Occasionally, when tasking is light or during holiday routine days like today, we’ll stop or slow to bare steerage way so that we can maintain a position while waiting for a suspect vessel to show up, conserve fuel and go fishing.
We’ve caught a couple of whoppers, too, but haven’t gotten them up on deck. Finally, while I was on watch a couple weeks ago, we got word to the bridge to execute preplanned responses for a fish on the line and stop the ship. One of our chief petty officers got a sailfish up on deck.
I haven’t been fishing off the stern, but it’s pretty cool to watch the guys amuse themselves catching these monsters in the middle of the Pacific, or pulling catfish and red snapper up out of water in Panama at the southern mouth of the Canal. I did go on a fishing trip in Panama to a part of Lake Gatun, however. That’s the lake in the middle of the Panama Canal that used to be a valley until it was dammed up to become part of the Canal. Even though it was almost a hundred years ago, there are still the remains of old trees sticking up out of the water. Some of them were cut off, but now they’re stumps about a foot under the surface just waiting for an unsuspecting motor boat. We hit more than a few as we navigated the arm of the Lake that we were on.

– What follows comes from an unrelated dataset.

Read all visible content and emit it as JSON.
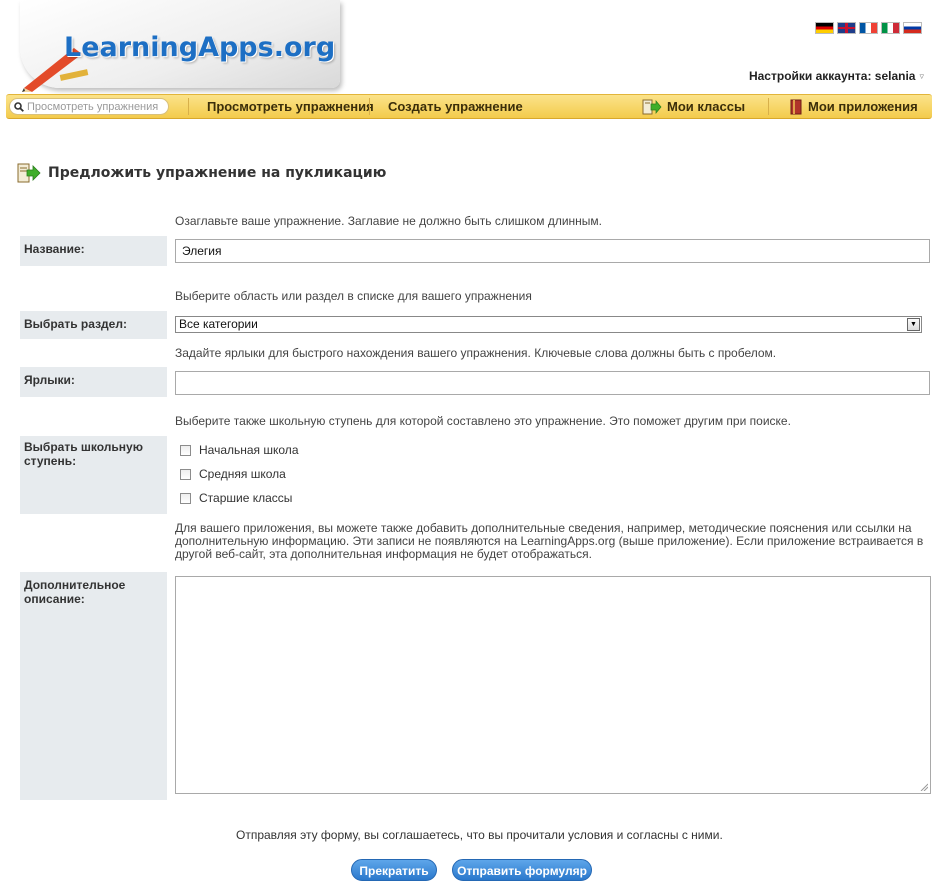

The peacock bass are plentiful there. We caught a whole cooler full of them, most only a couple of pounds or smaller, but there’s no size limit, so the guide just told us to keep everything. There’s also tarpin in there, along with some jellyfish and other wonderful critters. I decided against swimming for that reason, but Jimbo was not so worried about it when he went on the trip the next day.
The trip was terrific. The first one I caught was pretty small, but I did end up catching the big fish, about six pounds (the one sitting on top in the cooler above). There were just the three of us (one of my hull technicians and one of my oil kings signed up as well), one of whom had never been fishing in his life. It was cool watching him have a blast catching fish for the fist time ever, baiting hooks and everything; definitely a manly day. On top of spending the morning catching about 40 pounds of fish, when we got back, there’s a little restaurant where they will clean and cook the fish for you, served up with limes and fried plantains. I got a heckuva sunburn from the waist up, but the itching has, for the most part subsided at this point.
And now for something , an update on the 500 Miles Club, I’m poised to meet my goal, with 13 usable days left I have 428.5 miles down and 71.5 miles to go. I think our scale here is filthy liar, but according to it, I’ve dropped about 15 pounds. That’s nice. I’m hoping to keep the routine up after I leave. I get about two weeks at home before going to Virgina for school for about six weeks. Then it’s Christmas and another deployment.
More later, Internet cooperation allowing.
People Catching Fish
500 Mile Club